4. Dane Rampe is still the man for the job
After some scepticism about his role as captain the last few weeks due to very poor late-game decisions, Dane Rampe returned this week and really proved all critics wrong. With the Swans game plan being heavily based around that back six, a player like Dan Rampe is so vital to the Swans’ chances of winning a game.

Dane Rampe Sydney Swans AFL 2017

(Photo by Cameron Spencer/Getty Images)

With Tom Hawkins firing, Dangerfield looking ominous and the threat of Gary Rohan tearing open his former team’s defence, the Swans backline did well to hold the Cats to 85 points. And I personally put this down to Dane Rampe.

His first ten minutes were some of the bravest footy I’ve seen him play, taking opposition players on and using his lethal left boot to effectively move the ball out of Geelong’s forward 50. Results began to show with an early lead to the Swans in the first term but didn’t last with Geelong forwards beginning to take back the battle.
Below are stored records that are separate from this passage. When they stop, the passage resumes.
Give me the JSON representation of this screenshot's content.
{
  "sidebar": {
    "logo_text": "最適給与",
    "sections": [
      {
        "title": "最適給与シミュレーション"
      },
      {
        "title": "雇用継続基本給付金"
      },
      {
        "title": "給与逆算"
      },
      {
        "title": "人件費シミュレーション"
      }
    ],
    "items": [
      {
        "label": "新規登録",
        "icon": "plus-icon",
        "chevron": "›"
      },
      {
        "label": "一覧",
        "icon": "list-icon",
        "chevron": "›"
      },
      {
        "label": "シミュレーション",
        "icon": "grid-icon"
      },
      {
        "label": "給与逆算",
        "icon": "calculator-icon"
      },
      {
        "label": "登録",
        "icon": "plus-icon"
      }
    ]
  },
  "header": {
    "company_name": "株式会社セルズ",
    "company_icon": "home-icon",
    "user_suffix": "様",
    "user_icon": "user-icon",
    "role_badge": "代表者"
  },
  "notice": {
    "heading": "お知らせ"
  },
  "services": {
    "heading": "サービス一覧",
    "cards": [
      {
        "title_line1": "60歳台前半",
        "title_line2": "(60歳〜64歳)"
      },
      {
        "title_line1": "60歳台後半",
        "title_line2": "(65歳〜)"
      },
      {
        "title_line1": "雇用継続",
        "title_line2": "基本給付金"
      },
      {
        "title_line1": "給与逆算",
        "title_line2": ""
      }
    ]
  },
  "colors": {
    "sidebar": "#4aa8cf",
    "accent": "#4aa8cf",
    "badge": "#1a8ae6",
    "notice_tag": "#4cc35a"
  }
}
Most importantly, he finished the game with only one free kick against, which after a few ill-disciplined weeks, is always good to see. When you appoint co-captains at a club, each must have a different role in leading the team and Rampe’s control and leadership of that backline gives me hope and optimism for the future of the Swans.

5. Nic Nat is no longer the only Flying Fijian
I’m sorry but not even the purest Swans fan would not be amazed by the individual effort of Esava Ratugolea early in the third term. Not only is it difficult enough for a 200cm, 100kg giant to make a pick up on the run but to turn around and slot the goal was something else.


For a player that has only been playing the game for six years, it would be close to impossible to master such an athletic feat. This effort sits alongside Nic Naitanui’s 2015 mark of the year for me and just shows the impact that Islander born players can have on this uniquely Australian game.